We kicked off the year with a wonderful chug of Leibniz's high-octane reasoning drink, the Monadology. Today we'll take a twoderful chug, starting at paragraph 29 or so. This is where it falls apart for many people, which is a good hint that it actually comes together for the careful reader.
The world as an infinite array of non-spatial perspectives? No problem. Something modeled on desire as the only natural cause of our changing perceptions? Peanuts. But then Leibniz pulls the cosmological argument, and we may wonder whether he is pandering or losing his nerve. What does God have to do with any of this, particularly the Christian God?

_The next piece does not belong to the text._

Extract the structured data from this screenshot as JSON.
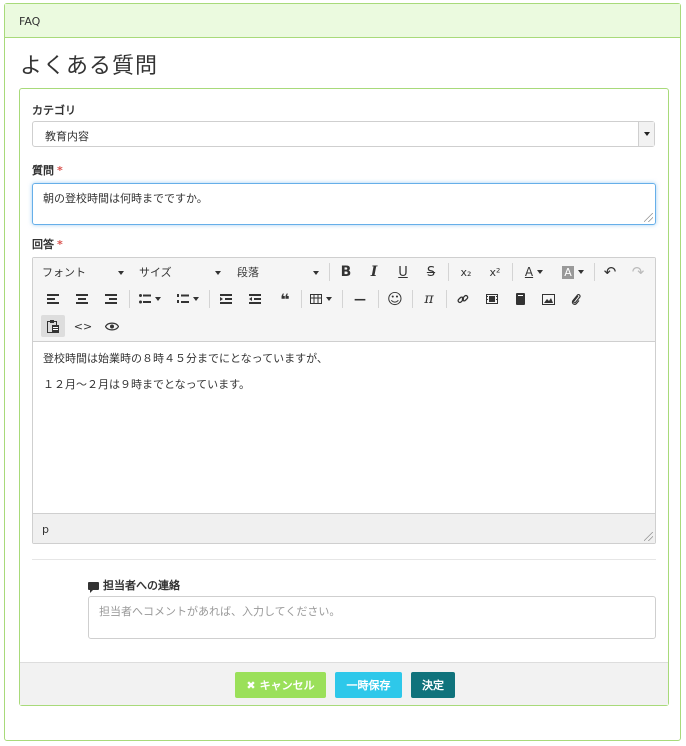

Were he freer in speaking his mind than was prudent in 1714, Leibniz might well say: like everything else people find deeply interesting, the Christian God cannot possibly be unreal. We should maintain His reality by modifying the meaning of "God" in any way we can rationally stand, while retaining some kind of recognizable coherence with traditional doctrines.
Rejecting nothing means working those gears hard.